RIYADH, July 18 (Reuters) - Saudi Arabia is studying regulations to license new stock market operators, a potential first step to privatising its state-run bourse as Riyadh moves to wean the economy off oil, Maaal financial website reported on Thursday.
The kingdom has introduced a raft of reforms in recent years to make its stock market attractive to foreign investors and issuers.
Local shares were incorporated into the FTSE emerging-market index in March and the MSCI emerging market benchmark in May this year.
Saudi Stock Exchange (Tadawul) is currently the market's sole operator and is owned by the Saudi government.

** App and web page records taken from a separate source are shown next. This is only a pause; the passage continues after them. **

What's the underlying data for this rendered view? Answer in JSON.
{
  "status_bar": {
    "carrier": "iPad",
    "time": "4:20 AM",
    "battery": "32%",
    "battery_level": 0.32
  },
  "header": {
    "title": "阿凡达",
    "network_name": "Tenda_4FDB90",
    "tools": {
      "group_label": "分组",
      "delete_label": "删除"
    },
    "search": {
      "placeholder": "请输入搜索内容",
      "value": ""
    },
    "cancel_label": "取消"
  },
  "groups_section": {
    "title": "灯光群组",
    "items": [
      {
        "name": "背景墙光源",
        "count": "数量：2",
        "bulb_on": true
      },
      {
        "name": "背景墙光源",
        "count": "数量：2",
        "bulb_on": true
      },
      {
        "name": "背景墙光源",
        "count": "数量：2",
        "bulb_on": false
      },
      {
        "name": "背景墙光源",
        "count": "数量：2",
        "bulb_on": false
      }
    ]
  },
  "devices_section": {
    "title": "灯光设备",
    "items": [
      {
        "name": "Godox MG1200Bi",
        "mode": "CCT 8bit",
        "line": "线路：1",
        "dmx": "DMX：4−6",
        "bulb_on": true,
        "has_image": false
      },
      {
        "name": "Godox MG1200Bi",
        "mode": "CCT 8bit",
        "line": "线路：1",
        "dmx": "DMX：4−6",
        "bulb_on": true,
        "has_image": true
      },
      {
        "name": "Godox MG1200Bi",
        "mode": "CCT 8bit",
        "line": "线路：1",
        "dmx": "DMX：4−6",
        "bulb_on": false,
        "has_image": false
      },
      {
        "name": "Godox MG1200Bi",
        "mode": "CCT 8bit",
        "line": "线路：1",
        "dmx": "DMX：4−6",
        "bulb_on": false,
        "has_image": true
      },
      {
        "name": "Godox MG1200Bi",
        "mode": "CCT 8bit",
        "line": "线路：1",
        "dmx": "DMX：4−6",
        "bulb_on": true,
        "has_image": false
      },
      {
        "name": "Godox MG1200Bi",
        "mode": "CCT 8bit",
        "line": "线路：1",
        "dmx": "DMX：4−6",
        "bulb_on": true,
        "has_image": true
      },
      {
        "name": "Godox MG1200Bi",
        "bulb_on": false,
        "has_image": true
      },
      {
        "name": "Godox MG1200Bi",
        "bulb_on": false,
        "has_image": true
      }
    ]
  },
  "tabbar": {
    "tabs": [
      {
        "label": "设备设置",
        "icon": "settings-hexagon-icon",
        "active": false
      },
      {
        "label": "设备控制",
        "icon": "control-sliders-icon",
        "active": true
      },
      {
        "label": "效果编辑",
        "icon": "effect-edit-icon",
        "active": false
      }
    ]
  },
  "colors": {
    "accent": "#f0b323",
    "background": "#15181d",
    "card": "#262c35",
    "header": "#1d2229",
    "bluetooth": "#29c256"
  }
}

The Shura Council, a top advisory body to the government, recently approved the new regulations and submitted them to the royal court for approval by the cabinet over the coming period, Maaal said, citing unnamed sources.
Having multiple stock market operators is common in the region. The United Arab Emirates has the Abu Dhabi, Dubai and Nasdaq bourses, while Egypt has two exchanges in Cairo and Alexandria and another for small and medium enterprises.
Tadawul, capitalised at 1.2 billion Saudi Riyals ($320 million) plans to float part of its shares, but the initial public offering process has progressed slowly as the company focuses on initiatives to improve profitability and efficiency. (Reporting by Marwa Rashad; Editing by Jan Harvey)